"We don't have enough (insight) but it gives us more than we would have otherwise," he told Fox News.
Iran's Armed Forces Chief Major General Mohammad Bagheri said Iran's military power would defuse any threat to Tehran. Israeli Prime Minister Benjamin Netanyahu accused Iran of deploying "very dangerous weapons" in Syria to threaten Israel.
A decision to quit the deal could also rattle oil markets due to Iran's role as a major exporter, and critics say it could also harm Trump's efforts to reach a nuclear deal with North Korea, a prospect he has dismissed.
While Iran suggested its economy would not be hurt whatever happened, its rial was near record lows against the dollar in the free market as Iranians tried to buy hard currency, fearing financial turmoil if Trump quits the deal.
'STAND ON OUR OWN FEET'
"One man in one country might create some problems for us for a few months, but we will overcome those problems," President Hassan Rouhani said. "If we are under sanctions or not, we should stand on our own feet."
Even before the latest standoff, a raft of business deals including plane purchases have been delayed amid bankers' concerns that the nuclear accord could unravel or that they could fall foul of U.S. financial controls.
Whatever Trump's decision, those concerns are unlikely to ease any time soon as the fallout from weeks of uncertainty and the appointment of a more hawkish U.S. foreign policy team expose underlying obstacles, bankers said.
The deal, negotiated during the administration of Trump's Democratic predecessor Barack Obama, eased economic sanctions on Iran in exchange for Tehran limiting its nuclear program.
Trump has called it the "worst deal ever negotiated" and he wants Britain, France and Germany to toughen up the terms.
Under the formally titled Joint Comprehensive Plan of Action (JCPOA), the United States committed to ease a series of U.S. sanctions on Iran and it has done so under "waivers" that effectively suspend them.
International Atomic Energy Agency chief Yukiya Amano has said the world's most robust nuclear verification regime was in Iran. If the deal failed it would be a great loss.
A senior Iranian official said Iran would not accept any demands on top of those it agreed in the deal, and Trump would be responsible for all the consequences of the deal's collapse.
The Kremlin said on Tuesday a U.S. withdrawal from the nuclear deal would have harmful consequences.
Israel is widely believed to be the only nuclear-armed state in the Middle East, although it neither confirms nor denies possessing atomic weapons.
Financial markets are watching Trump's decision closely. On Tuesday, oil retreated from 3-1/2 year highs as investors waited for Trump's statement.

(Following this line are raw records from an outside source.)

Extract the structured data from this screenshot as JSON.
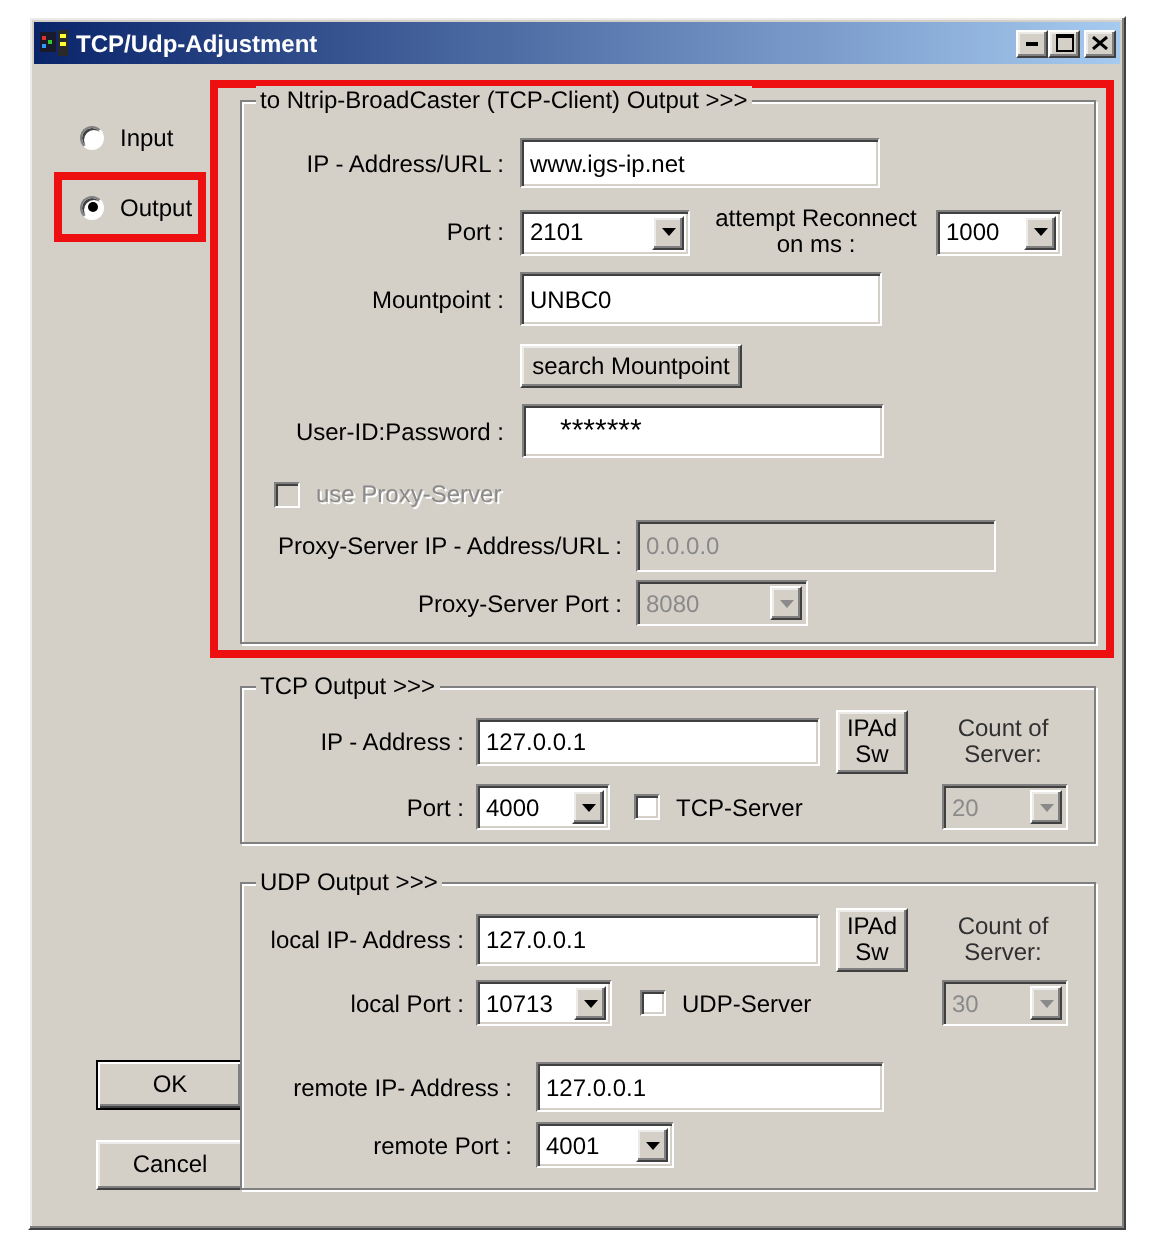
{
  "window": {
    "title": "TCP/Udp-Adjustment"
  },
  "mode_options": [
    {
      "label": "Input",
      "selected": false,
      "highlighted": false
    },
    {
      "label": "Output",
      "selected": true,
      "highlighted": true
    }
  ],
  "ntrip_output": {
    "title": "to Ntrip-BroadCaster (TCP-Client) Output >>>",
    "highlighted": true,
    "ip_url": {
      "label": "IP - Address/URL :",
      "value": "www.igs-ip.net"
    },
    "port": {
      "label": "Port :",
      "value": "2101"
    },
    "reconnect": {
      "label": "attempt Reconnect on ms :",
      "value": "1000"
    },
    "mountpoint": {
      "label": "Mountpoint :",
      "value": "UNBC0"
    },
    "search_button": "search Mountpoint",
    "user_password": {
      "label": "User-ID:Password :",
      "value": "*******"
    },
    "proxy": {
      "label": "use Proxy-Server",
      "checked": false,
      "disabled": true,
      "ip_url": {
        "label": "Proxy-Server IP - Address/URL :",
        "value": "0.0.0.0"
      },
      "port": {
        "label": "Proxy-Server Port :",
        "value": "8080"
      }
    }
  },
  "tcp_output": {
    "title": "TCP Output >>>",
    "ip": {
      "label": "IP - Address :",
      "value": "127.0.0.1"
    },
    "ipad_button": "IPAd Sw",
    "count": {
      "label": "Count of Server:",
      "value": "20",
      "disabled": true
    },
    "port": {
      "label": "Port :",
      "value": "4000"
    },
    "server": {
      "label": "TCP-Server",
      "checked": false
    }
  },
  "udp_output": {
    "title": "UDP Output >>>",
    "local_ip": {
      "label": "local IP- Address :",
      "value": "127.0.0.1"
    },
    "ipad_button": "IPAd Sw",
    "count": {
      "label": "Count of Server:",
      "value": "30",
      "disabled": true
    },
    "local_port": {
      "label": "local Port :",
      "value": "10713"
    },
    "server": {
      "label": "UDP-Server",
      "checked": false
    },
    "remote_ip": {
      "label": "remote IP- Address :",
      "value": "127.0.0.1"
    },
    "remote_port": {
      "label": "remote Port :",
      "value": "4001"
    }
  },
  "buttons": [
    {
      "label": "OK",
      "default": true
    },
    {
      "label": "Cancel",
      "default": false
    }
  ]
}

(Additional reporting by Arshad Mohammed in Washington, Sybille de La Hamaide, John Irish and Tim Hepher in Paris, Parisa Hafezi in Ankara, Bozorgmehr Sharafedin in London, Andrew Torchia in Dubai, Writing by William Maclean; Editing by Janet Lawrence, Angus MacSwan and Peter Graff)